This makes stateless nations ethnic groups deprived of self-determination and sometimes even their own heritage. In the Philippines these are represented by the secessionist movements of the Cordillera People’s Alliance and the Moro Naitonal Liberation Front apart from the political parties and militant groups that branch out from these movements. Stateless nations often resort to violent seperatism when deprived of their rights to exist and self determination. These, of course, are only natural as resentment often comes when an Imperialist majority either subtly or directly imposes itself on the minority. Subtlety comes in the form of assimilation, which is what Filipino Naitonalism is tyring to do through trilingualism; while direct oppression comes in the form of genocide as Stalin was almost successful at in engineering the Ukrainian famine.
This is interesting as the very same countries I have mentioned have had a taste of violent seperatism too that rages on into modernity simply because they had the courage to resist and act on their dissent.
On Resentment and Rebellion
For Spain, they were the ETA who fought for the Basque Country. For Russia, they are the Chechens. For the United Kingdom, they are the Irish Republican Army who were successful in seceding the southern half of Ireland. Each of these groups resorted to violence for a cause that truly represented their people. I don’t condone it, but I do see it as one response when all other means have continued to fail.
Besides, as the module has said, “A national language is a symbol of a people’s freedom, independence, and unity. It represents what we have gone through as a people (our history), and who we are at present,” and the ETA was there to make sure that the Basque did not lose their freedom, their independence, their unity, their history, and who they are. This only makes the Filipino Languages existing ethos all the more superficial.
How can a language foreign to a Cebuano, an Ilonggo, a Tausug, and a Butuanon represent them? When the Spaniards surrendered to the Visayan provisional governments (political entities which existed apart from the Tagalog revolution) was the experience Filipino? When an Ilonggo buys bread from another Ilonggo does Filipino ever truly fit the picture? From experience, whenever a non-Tagalog talks in Tagalog to another non-Tagalog the experience is always disturbingly fake. How can Filipino ever be real, ever be native, when it isn’t? All it ever does is breed resentment, breed alienation, and worst of all: makes a second class citizen of every non-Tagalog in this country.
If there’s one thing a second class citizen has in droves it’s resentment. It knows it’s second class. It knows it’s looked down upon. It knows that “it” might be the very pronoun the ruling majority ascribe to it. No one has unlimited patience. Even now this country is deeply entrenched in a civil war on several fronts which it cannot sustain for long.

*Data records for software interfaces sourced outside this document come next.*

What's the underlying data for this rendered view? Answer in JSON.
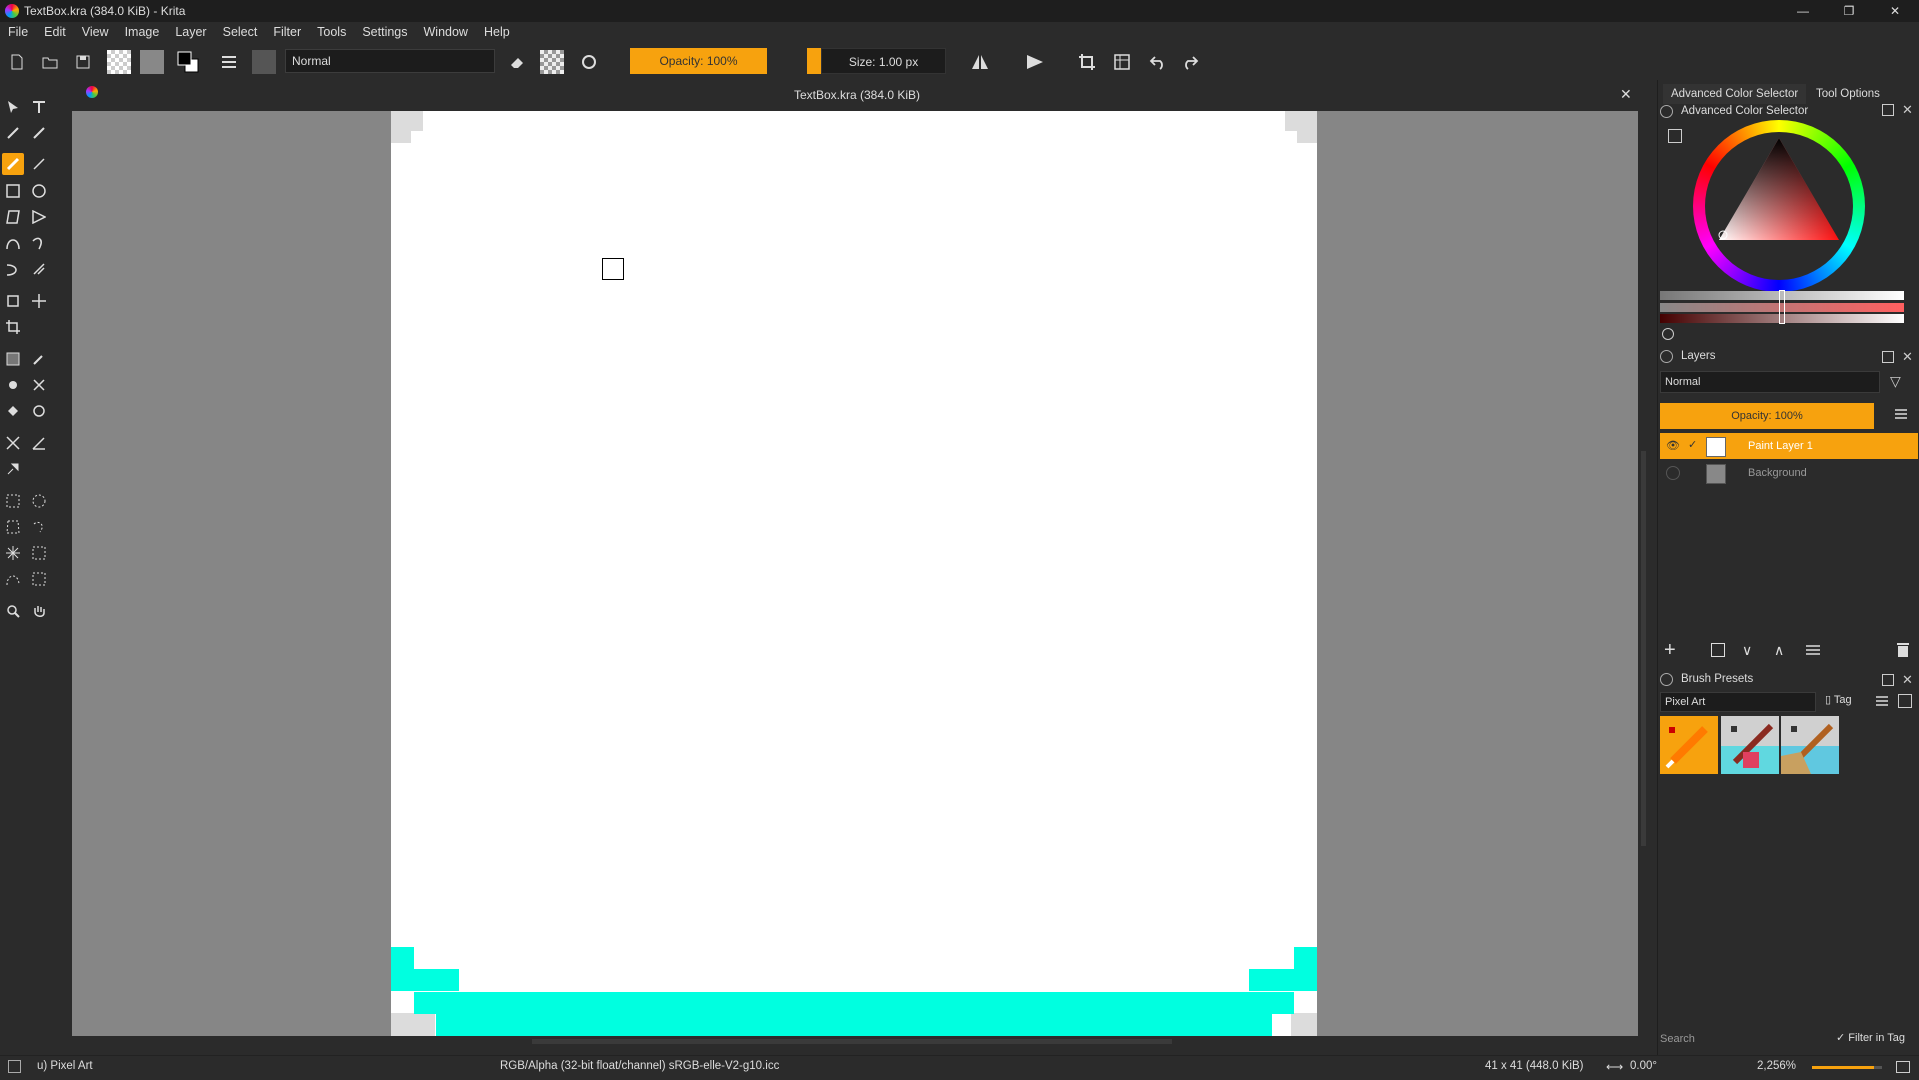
{
  "window": {
    "title": "TextBox.kra (384.0 KiB)  - Krita",
    "minimize": "—",
    "maximize": "❐",
    "close": "✕"
  },
  "menu": [
    "File",
    "Edit",
    "View",
    "Image",
    "Layer",
    "Select",
    "Filter",
    "Tools",
    "Settings",
    "Window",
    "Help"
  ],
  "toolbar": {
    "blend_mode": "Normal",
    "opacity": "Opacity: 100%",
    "size": "Size: 1.00 px"
  },
  "document": {
    "tab_title": "TextBox.kra (384.0 KiB)",
    "close": "✕"
  },
  "dock": {
    "tabs": [
      "Advanced Color Selector",
      "Tool Options"
    ],
    "color_selector_title": "Advanced Color Selector",
    "layers_title": "Layers",
    "layers_blend_mode": "Normal",
    "layers_opacity": "Opacity:  100%",
    "layers": [
      {
        "name": "Paint Layer 1",
        "selected": true
      },
      {
        "name": "Background",
        "selected": false
      }
    ],
    "brush_presets_title": "Brush Presets",
    "brush_tag": "Pixel Art",
    "tag_button": "Tag",
    "search_placeholder": "Search",
    "filter_in_tag": "Filter in Tag"
  },
  "status": {
    "brush": "u) Pixel Art",
    "color_space": "RGB/Alpha (32-bit float/channel)  sRGB-elle-V2-g10.icc",
    "image_size": "41 x 41 (448.0 KiB)",
    "rotation": "0.00°",
    "zoom": "2,256%"
  },
  "colors": {
    "accent": "#f7a20e",
    "canvas_bg": "#868686",
    "textbox_fill": "#00ffe0",
    "ui_bg": "#2b2b2b"
  }
}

The Cordillera people have been docile in the north for quite some time, but that hasn’t robbed them of their fervor. Their groups are still en masse, are still organized, are still able and willing to walk their talk. The Bangsomoro in the south, on the other hand, have been walking their talk ever since the Jabidah massacre exploded. They continue to cut heads, set bombs, and pay in just as much blood as they are willing to shed of the other side.
That is the problem with Tagalistas. They call separatists ingrates, selfish, reigonalistic chauvanists, divisive, and criminals yet they will never admit to why separatists exist. When you rob a people of their identity, of their rights, of their heritage, and especially of their identity, how exactly do you expect them to react?
We are not doormats. That is why we are not nationalists.